Cambridgeshire.

 

LITTLE WILBRAHAM, St. John (TL 546 587)    (August 2003)
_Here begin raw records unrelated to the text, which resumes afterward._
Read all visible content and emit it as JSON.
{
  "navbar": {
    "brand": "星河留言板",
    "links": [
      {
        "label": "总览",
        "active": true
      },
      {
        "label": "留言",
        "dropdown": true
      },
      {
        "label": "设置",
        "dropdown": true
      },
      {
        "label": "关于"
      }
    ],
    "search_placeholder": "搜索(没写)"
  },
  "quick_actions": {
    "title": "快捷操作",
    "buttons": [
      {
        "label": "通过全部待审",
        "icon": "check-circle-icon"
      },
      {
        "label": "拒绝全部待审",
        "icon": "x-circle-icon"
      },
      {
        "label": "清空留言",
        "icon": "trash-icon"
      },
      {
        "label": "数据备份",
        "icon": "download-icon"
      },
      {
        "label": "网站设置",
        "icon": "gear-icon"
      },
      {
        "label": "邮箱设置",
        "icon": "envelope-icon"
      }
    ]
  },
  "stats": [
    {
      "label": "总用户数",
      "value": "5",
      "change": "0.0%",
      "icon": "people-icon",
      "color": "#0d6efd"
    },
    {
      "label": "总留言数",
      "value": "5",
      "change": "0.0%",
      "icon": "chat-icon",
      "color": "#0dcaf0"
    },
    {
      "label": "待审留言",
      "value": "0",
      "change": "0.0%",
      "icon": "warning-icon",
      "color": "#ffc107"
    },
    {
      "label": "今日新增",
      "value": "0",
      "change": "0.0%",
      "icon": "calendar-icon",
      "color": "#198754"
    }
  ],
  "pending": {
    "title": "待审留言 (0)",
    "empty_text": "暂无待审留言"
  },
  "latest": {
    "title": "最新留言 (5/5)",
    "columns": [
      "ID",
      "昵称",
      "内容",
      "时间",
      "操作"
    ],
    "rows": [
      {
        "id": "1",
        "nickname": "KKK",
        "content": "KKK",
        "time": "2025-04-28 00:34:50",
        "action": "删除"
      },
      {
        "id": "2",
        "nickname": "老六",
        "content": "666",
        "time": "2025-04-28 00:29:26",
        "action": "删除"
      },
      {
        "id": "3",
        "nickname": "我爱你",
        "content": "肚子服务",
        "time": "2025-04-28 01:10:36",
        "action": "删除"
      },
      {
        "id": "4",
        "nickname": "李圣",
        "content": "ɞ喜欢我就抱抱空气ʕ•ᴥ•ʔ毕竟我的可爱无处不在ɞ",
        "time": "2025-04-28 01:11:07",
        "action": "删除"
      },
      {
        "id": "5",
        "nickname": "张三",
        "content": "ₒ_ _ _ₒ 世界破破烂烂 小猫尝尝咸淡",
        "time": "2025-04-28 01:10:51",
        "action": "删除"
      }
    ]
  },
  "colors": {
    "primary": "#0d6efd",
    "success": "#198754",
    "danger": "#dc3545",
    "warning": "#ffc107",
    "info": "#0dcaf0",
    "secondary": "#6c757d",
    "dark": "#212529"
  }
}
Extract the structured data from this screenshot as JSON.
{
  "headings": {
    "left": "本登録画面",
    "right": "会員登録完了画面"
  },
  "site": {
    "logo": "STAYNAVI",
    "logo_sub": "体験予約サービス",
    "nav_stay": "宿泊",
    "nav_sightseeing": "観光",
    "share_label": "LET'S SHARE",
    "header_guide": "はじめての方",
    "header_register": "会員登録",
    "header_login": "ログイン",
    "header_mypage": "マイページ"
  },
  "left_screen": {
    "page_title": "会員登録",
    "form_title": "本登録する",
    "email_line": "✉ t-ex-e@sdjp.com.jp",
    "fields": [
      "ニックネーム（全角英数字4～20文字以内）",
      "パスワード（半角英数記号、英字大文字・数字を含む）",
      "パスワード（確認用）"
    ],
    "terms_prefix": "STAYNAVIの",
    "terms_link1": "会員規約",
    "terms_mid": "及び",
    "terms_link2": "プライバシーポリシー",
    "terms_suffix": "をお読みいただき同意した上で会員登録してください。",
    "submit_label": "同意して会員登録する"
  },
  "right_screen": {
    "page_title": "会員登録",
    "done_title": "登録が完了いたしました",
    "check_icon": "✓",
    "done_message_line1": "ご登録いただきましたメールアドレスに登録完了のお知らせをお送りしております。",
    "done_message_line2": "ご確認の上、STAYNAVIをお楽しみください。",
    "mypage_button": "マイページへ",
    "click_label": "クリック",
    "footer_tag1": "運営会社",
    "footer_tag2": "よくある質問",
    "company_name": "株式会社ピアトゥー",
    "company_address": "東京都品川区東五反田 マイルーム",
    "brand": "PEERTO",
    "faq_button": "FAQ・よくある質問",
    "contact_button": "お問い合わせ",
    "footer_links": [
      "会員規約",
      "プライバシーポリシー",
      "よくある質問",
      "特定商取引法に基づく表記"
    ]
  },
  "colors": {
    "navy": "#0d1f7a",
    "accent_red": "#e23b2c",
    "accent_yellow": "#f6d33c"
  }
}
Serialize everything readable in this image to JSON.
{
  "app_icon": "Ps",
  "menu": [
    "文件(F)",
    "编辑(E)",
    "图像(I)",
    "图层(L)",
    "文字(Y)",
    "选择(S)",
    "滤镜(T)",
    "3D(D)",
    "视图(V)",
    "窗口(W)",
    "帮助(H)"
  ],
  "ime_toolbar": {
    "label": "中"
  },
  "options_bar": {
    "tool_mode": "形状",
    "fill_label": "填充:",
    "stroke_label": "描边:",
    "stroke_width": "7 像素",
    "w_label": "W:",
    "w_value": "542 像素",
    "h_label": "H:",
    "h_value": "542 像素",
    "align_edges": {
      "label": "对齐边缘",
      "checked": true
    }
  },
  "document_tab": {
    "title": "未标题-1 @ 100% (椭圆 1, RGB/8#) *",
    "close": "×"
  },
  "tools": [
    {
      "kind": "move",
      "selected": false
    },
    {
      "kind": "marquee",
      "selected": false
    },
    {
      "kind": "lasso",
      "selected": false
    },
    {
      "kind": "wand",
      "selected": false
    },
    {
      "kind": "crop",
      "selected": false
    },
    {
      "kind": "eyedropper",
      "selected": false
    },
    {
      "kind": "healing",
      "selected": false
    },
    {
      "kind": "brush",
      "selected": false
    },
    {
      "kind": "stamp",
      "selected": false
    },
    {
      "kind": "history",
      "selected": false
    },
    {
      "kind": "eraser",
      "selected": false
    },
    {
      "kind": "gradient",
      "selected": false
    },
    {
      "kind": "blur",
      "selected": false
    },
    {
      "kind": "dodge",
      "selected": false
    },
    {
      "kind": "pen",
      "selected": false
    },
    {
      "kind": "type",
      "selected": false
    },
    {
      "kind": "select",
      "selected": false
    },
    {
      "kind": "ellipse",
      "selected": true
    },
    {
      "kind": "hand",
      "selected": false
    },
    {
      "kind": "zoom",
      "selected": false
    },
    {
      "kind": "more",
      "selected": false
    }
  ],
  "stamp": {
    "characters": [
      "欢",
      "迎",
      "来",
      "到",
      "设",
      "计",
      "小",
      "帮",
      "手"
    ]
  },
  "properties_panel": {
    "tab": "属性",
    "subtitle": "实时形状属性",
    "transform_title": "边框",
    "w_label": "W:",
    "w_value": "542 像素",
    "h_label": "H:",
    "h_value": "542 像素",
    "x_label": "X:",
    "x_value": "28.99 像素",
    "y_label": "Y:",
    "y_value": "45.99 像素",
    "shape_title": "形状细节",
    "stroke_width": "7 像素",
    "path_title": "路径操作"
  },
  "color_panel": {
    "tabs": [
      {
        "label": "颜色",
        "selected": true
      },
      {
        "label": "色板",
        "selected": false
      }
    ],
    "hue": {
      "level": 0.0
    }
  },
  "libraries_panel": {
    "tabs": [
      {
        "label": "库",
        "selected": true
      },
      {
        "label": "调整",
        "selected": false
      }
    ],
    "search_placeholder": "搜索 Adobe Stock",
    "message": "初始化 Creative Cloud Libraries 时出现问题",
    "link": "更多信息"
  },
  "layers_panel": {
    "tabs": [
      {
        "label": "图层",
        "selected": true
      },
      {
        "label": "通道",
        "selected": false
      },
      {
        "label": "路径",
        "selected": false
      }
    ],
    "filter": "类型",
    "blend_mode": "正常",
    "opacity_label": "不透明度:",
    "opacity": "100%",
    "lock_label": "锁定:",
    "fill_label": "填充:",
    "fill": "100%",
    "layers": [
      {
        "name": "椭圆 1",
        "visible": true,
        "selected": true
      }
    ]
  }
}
(Bedrock:  Upper Cretaceous, Lower Chalk)

 

Approached from the south, the church appears to consist of just a W. tower, nave with S. porch, and chancel, but a circumnavigation reveals it has also a surprisingly wide, independently-gabled N. aisle.  The heavily restored chancel is faced with pebble rubble and has short buttresses decorated with flint flushwork separating the bays, but everywhere else is rendered in concrete, which is surely the most unsympathetic of materials, although places where this has broken away to reveal soft clunch rubble underneath, do at least show why such treatment was considered necessary.

 

The S. wall of the nave appears to be the oldest part of the building.  The masonry here is of characteristic Norman thickness and between the two three-light Perpendicular windows, there is a very small round-headed opening (illustrated right) which Pevsner seems to have missed, with scale-like patterning around the head.  The chancel appears to date originally from the thirteenth century, to judge from two (re-set?) N. lancets, and the rest of the nave is likely to be contemporary for it was clearly standing c. 1300, when the tower was constructed inside the pre-existing church:  it is supported on narrow, double-flat-chamfered arches to the north, south and east, and by flying buttresses thrown across in line with the latter, from the nave S. wall and N. arcade - a curiously busy arrangement. (The photograph on the right, taken from the nave, shows the tower east arch and the flying buttress from the N. aisle.)  However, the aisle is Perpendicular for although the windows have been renewed, the original three-bay N. arcade is composed of double-flat-chamfered arches springing from compound piers formed of four semi-octagonal shafts separated by hollows.  Other (inserted) features of the building include the three-light chancel E. window with curvilinear tracery, the two S. windows to the nave with supermullioned tracery and supertransoms above the central lights, and the three-light W. window to the tower.  The tower bell-openings have cusped Y-tracery, most probably of restoration date.  The porch outer doorway is equilateral and double-flat-chamfered all the way round but the inner doorway is acute (i.e. lancet-like) and renewed above the springing.

 

The church contains no old carpentry of significance but the corbels on which the wall posts of the more steeply-pitched, original nave roof once rested, may still be seen below its present replacement.  Finally, a double piscina was discovered in the S. wall of the chancel in 2001 and was undergoing restoration at the time of this visit.